policies.\2\ In anticipation of a proposed rulemaking, HUD specifically 
solicits comment on the following issues:
---------------------------------------------------------------------------

    \2\ This letter can be found at http://portal.hud.gov/hudportal/HUD?src=/program_offices/public_indian_housing/programs/ph.
---------------------------------------------------------------------------

    1. How should HUD define income that ``significantly'' exceeds the 
income limit for public housing residency? Should such higher amount be 
determined by dollar amount, by a percentage, or as a function of the 
current income limit, and what should the amount be?
    2. Should area cost of living and family finances be taken into 
consideration when determining whether an individual or family no 
longer needs public housing assistance? Are there limits to the 
circumstances in which said data should be requested and applied in a 
determination?
    3. What period of time in which an individual or family has had 
income that significantly exceeds the income limits should be 
determined as indicative that the individual or family no longer needs 
public housing assistance?
    4. How should local housing market conditions or housing authority 
wait list data be considered?
    5. What period of time should be allowed for an individual or 
family to find alternative housing?
    6. Are there exceptions to eviction or termination of tenancy that 
HUD should consider beyond those listed in HUD's regulation in 24 CFR 
960.261?
    7. Should HUD allow over-income individuals or families to remain 
in public housing, while paying unsubsidized or fair market, rent? How 
would such a provision impact PHA operations and finances?
    8. Should HUD require a local appeals process for individuals or 
families deemed over-income?
    9. Where over-income policies have been implemented, what were the 
results to public housing residents and PHAs? What were the specific 
positive and negative impacts?
    10. What financial impact would over-income policies have on PHA 
operations, and how can any negative impacts be mitigated?
    11. What are the potential costs and benefits to public housing 
residents and PHAs that could result from the forcible eviction of 
public housing tenants?
    12. What evidence currently exists in favor of or against the 
adoption of this type of policy?
    It is the responsibility of HUD and PHAs to ensure that public 
housing units are available to those who need HUD assistance. All 
comments directed to steps that HUD and PHAs can take to ensure 
availability of public housing units for individuals and families 
meeting the income limits are welcome.

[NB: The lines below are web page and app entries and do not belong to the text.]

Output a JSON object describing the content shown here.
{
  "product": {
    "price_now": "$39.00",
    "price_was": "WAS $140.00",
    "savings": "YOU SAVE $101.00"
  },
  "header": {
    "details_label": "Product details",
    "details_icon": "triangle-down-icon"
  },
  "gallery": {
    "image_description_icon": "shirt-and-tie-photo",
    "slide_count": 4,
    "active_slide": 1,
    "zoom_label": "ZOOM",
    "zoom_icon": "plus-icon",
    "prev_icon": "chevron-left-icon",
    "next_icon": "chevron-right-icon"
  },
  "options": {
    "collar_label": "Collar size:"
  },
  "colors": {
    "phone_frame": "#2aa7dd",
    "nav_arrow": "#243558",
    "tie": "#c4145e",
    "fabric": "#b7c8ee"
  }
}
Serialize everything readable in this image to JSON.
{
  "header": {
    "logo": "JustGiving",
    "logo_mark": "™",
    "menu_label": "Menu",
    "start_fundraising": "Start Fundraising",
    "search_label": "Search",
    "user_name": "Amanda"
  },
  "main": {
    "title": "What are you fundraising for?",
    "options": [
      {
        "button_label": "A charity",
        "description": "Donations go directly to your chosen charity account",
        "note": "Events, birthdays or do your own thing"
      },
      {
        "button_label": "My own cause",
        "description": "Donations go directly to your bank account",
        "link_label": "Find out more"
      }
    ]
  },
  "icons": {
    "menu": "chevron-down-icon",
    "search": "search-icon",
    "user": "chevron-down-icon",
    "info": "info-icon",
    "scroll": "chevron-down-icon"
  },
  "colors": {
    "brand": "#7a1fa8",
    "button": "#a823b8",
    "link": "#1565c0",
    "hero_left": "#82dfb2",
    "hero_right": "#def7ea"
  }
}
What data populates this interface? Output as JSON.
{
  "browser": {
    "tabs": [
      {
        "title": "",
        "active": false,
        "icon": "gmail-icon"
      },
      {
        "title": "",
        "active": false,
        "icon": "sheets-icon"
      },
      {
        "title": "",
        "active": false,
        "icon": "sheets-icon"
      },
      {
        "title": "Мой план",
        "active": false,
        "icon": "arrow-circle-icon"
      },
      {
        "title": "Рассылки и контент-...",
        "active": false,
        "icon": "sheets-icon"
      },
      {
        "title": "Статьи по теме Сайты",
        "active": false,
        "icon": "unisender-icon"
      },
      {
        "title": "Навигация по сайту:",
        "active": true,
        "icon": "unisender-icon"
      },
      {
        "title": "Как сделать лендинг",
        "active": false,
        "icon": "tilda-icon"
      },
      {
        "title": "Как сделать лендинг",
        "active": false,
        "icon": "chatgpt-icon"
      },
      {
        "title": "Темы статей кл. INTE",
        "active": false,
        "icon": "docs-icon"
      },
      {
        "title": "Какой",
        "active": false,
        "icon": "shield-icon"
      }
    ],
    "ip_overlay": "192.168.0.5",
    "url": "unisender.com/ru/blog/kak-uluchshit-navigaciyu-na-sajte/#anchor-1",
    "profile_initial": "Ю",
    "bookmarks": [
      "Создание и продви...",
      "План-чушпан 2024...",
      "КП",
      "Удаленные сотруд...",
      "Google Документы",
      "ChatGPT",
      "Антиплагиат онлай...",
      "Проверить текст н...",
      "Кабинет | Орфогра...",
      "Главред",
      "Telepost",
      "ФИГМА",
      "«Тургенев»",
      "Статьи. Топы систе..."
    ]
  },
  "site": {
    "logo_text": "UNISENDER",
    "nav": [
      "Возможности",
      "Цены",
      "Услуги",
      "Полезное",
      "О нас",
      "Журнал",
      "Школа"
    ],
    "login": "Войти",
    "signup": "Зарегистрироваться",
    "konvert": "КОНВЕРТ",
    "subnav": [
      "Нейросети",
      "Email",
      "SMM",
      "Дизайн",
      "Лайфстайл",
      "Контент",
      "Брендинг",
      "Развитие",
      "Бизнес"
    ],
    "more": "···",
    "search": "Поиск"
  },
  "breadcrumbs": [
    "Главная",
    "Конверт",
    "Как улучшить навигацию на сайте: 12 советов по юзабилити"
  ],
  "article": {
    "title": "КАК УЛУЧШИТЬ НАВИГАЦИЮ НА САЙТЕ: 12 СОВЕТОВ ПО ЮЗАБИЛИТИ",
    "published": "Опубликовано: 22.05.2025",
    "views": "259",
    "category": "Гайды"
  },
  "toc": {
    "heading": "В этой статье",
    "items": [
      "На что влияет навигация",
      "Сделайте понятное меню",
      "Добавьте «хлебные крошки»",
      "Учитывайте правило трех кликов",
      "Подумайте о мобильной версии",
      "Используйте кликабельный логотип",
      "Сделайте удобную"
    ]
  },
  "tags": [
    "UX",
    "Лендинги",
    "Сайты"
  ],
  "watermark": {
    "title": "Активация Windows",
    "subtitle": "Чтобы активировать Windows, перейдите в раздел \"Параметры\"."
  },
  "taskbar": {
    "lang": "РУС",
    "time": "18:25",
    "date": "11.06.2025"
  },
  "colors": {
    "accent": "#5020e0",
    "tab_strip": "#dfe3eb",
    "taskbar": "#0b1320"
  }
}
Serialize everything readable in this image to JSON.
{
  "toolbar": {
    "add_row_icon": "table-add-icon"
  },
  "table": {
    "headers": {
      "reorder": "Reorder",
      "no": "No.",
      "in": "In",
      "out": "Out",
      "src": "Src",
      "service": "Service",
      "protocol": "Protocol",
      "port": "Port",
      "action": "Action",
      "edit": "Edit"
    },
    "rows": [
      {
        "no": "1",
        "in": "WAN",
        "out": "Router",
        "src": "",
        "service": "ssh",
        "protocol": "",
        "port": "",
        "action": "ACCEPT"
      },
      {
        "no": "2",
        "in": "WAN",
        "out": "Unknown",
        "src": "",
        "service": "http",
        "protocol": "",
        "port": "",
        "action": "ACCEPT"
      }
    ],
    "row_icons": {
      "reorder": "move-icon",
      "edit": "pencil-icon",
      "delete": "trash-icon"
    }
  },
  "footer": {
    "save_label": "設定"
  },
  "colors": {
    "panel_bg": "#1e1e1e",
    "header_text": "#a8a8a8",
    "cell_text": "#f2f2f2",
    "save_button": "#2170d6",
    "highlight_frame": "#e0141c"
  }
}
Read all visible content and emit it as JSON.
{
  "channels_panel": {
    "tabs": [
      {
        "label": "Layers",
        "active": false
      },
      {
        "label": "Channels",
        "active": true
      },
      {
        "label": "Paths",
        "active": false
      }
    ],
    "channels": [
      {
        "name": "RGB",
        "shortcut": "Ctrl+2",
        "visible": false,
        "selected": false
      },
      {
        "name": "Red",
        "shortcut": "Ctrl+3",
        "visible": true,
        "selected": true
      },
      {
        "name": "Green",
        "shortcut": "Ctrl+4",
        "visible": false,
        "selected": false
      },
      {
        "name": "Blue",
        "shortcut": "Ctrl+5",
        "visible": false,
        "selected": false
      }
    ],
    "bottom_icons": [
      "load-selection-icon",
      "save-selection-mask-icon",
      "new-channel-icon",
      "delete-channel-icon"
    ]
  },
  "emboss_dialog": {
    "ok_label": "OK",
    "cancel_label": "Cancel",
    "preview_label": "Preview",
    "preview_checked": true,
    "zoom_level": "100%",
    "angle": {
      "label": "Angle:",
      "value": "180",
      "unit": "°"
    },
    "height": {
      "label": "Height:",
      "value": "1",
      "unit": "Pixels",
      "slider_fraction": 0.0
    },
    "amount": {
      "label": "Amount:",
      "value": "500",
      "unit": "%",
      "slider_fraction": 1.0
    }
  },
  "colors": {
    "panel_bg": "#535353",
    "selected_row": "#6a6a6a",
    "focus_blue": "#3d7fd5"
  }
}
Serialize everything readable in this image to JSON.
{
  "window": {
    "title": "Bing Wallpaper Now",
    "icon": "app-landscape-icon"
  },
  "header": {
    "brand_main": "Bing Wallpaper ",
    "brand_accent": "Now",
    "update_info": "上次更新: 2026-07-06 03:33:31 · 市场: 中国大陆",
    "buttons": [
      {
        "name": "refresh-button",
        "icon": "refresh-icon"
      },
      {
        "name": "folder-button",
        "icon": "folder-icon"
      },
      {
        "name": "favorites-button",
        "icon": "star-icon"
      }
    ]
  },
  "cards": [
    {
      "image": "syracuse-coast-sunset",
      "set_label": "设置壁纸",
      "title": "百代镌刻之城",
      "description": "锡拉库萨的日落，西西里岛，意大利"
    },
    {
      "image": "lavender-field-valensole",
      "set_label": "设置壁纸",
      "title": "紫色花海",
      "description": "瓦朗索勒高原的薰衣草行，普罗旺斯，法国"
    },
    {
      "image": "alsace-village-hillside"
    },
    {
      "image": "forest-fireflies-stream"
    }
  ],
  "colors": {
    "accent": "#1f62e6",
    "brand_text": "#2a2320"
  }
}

    Dated: January 25, 2016.
Lourdes Castro Ram[iacute]rez,
Principal Deputy Assistant Secretary for Public and Indian Housing.
[FR Doc. 2016-01921 Filed 2-2-16; 8:45 am]
 BILLING CODE 4210-67-P